Some things have changed since Hermès started producing silk products 74 years ago, but not much. Each year, the ‘Carres Hermes’ 90 cm long and 90 cm wide silk scarf design conference is held as scheduled. At the meeting, use the same force to flatten the paper maps, spread them on the floor, and appreciate Hermes silk scarves from a height as high as one person. Looking down will give people a sense of structure. The sense of structure is Hermes. One of the characteristics of scarves.
Most of Hermès’ scarves were designed by illustrators, but recently Pierre-Alexis found an artist named Antoine Tzapoff, who painted him North American Indian paintings Appreciate very much. Although Hermes rarely cooperates with painters (they often use too much color to prevent reproduction on the scarf), he invited Chapoff to design a scarf for him, which gave him a stunning one. Portrait of an Apache warrior. Pierre-Alexis was fascinated by the painting ‘Cosmogonie Apache’ and sent it to Lyon to transform it into a silk scarf.
When the painting was sent to Marcel Gandit, a 70-year-old silk-printing company that has been in charge of Hermès since 2004, Nadine Rabilloud, a platemaking drafter who worked at the company for 33 years It took two days to study it to figure out how to deal with it. Eventually, she identified 80 colors, then reduced them to 60, and later reduced it to 45. This is the highest number of colors suitable for Hermès silk printing and dyeing processes. This painting uses 15 colors on the face alone.
Rabbi used a fountain pen and ink to repaint the portrait’s face by hand on a plastic sheet 90 cm long and 90 cm wide, while two other colleagues were responsible for the background and edges. The three men spent a total of 2,000 hours reorganizing the painting into a scarf pattern.

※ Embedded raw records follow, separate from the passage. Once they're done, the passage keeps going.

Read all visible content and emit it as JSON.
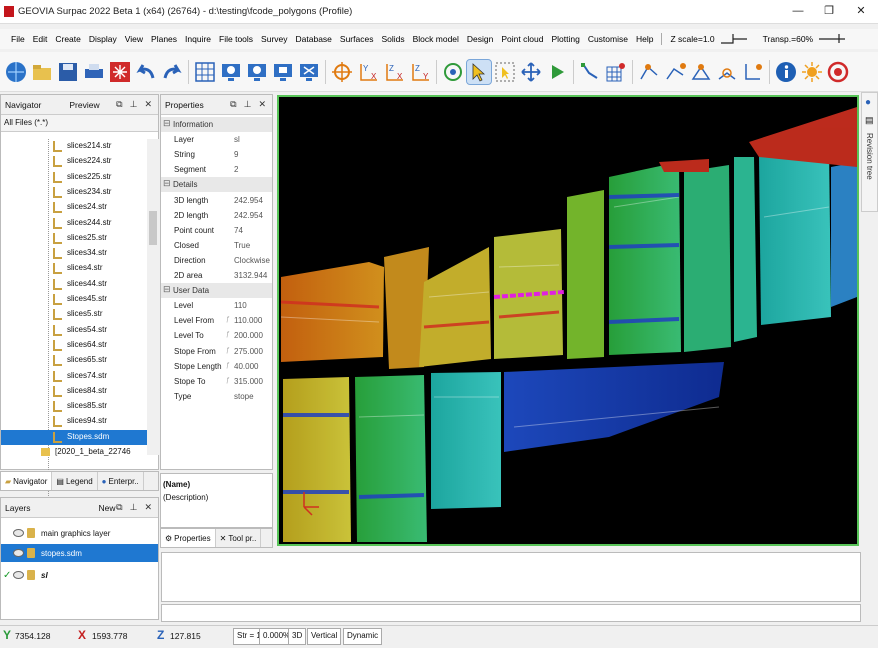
{
  "window": {
    "title": "GEOVIA Surpac 2022 Beta 1 (x64) (26764) - d:\\testing\\fcode_polygons (Profile)",
    "minimize": "—",
    "maximize": "❐",
    "close": "✕"
  },
  "menu": {
    "items": [
      "File",
      "Edit",
      "Create",
      "Display",
      "View",
      "Planes",
      "Inquire",
      "File tools",
      "Survey",
      "Database",
      "Surfaces",
      "Solids",
      "Block model",
      "Design",
      "Point cloud",
      "Plotting",
      "Customise",
      "Help"
    ],
    "zscale": "Z scale=1.0",
    "transp": "Transp.=60%"
  },
  "navigator": {
    "title": "Navigator",
    "preview": "Preview",
    "filter": "All Files (*.*)",
    "files": [
      "slices214.str",
      "slices224.str",
      "slices225.str",
      "slices234.str",
      "slices24.str",
      "slices244.str",
      "slices25.str",
      "slices34.str",
      "slices4.str",
      "slices44.str",
      "slices45.str",
      "slices5.str",
      "slices54.str",
      "slices64.str",
      "slices65.str",
      "slices74.str",
      "slices84.str",
      "slices85.str",
      "slices94.str",
      "Stopes.sdm"
    ],
    "folder_partial": "[2020_1_beta_22746",
    "tabs": [
      "Navigator",
      "Legend",
      "Enterpr.."
    ]
  },
  "layers": {
    "title": "Layers",
    "new": "New",
    "items": [
      "main graphics layer",
      "stopes.sdm",
      "sl"
    ]
  },
  "properties": {
    "title": "Properties",
    "sections": [
      {
        "name": "Information",
        "rows": [
          [
            "Layer",
            "sl"
          ],
          [
            "String",
            "9"
          ],
          [
            "Segment",
            "2"
          ]
        ]
      },
      {
        "name": "Details",
        "rows": [
          [
            "3D length",
            "242.954"
          ],
          [
            "2D length",
            "242.954"
          ],
          [
            "Point count",
            "74"
          ],
          [
            "Closed",
            "True"
          ],
          [
            "Direction",
            "Clockwise"
          ],
          [
            "2D area",
            "3132.944"
          ]
        ]
      },
      {
        "name": "User Data",
        "rows": [
          [
            "Level",
            "110"
          ],
          [
            "Level From",
            "110.000"
          ],
          [
            "Level To",
            "200.000"
          ],
          [
            "Stope From",
            "275.000"
          ],
          [
            "Stope Length",
            "40.000"
          ],
          [
            "Stope To",
            "315.000"
          ],
          [
            "Type",
            "stope"
          ]
        ]
      }
    ],
    "name_label": "(Name)",
    "desc_label": "(Description)",
    "tabs": [
      "Properties",
      "Tool pr.."
    ]
  },
  "side_strip": {
    "label": "Revision tree"
  },
  "status": {
    "y_label": "Y",
    "y_value": "7354.128",
    "x_label": "X",
    "x_value": "1593.778",
    "z_label": "Z",
    "z_value": "127.815",
    "str": "Str = 1",
    "pct": "0.000%",
    "mode3d": "3D",
    "vertical": "Vertical",
    "dynamic": "Dynamic"
  },
  "colors": {
    "viewport_border": "#58c458",
    "selection": "#1f78d1"
  }
}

After the design plates are completed, each plate will be printed on a piece of polyester fiber cloth stretched out in a 90 cm long and 90 cm wide steel frame. In the past, silk was tightly framed in wooden frames, but later evolved into nylon and metal frames similar to the fabric of the U.S. parachute during World War II. These screens will be placed on an automatic printing and dyeing machine and go through a process along the longest 150-meter-long printing and dyeing station covered with silk. Layers of color are printed and dyed on silk from dark to light. Each coloring process takes 15 to 20 minutes. The more ink is used, the longer it takes. Therefore, the printing and dyeing process of ‘Cosmogonie Apache’, which undergoes 45 coloring programs, takes about 15 hours. The silk printing and dyeing machine operates 24 hours a day, five days a week.
When the ink is dry, the craftsman will steam the silk scarf to fix the color. Next, the scarves will be washed several times until the fabrics become soft, and then dried, and the fixative will increase their gloss and color protection. The scarves that have completed these processes will be sent to the workshop for crimping and hand stitching. Hermes designs 20 new silk scarves a year, of which 10 are autumn and winter, and the other 10 are spring and summer, each with eight to 10 color variations. Hermes squares now retail for $ 385. After being delivered to the specialty store, the scarves are stored in small glass boxes. The clerk will unfold the scarves on the countertops in a striking way for each discerning customer to taste and try them on. This tradition is also part of the ‘Hermes culture’.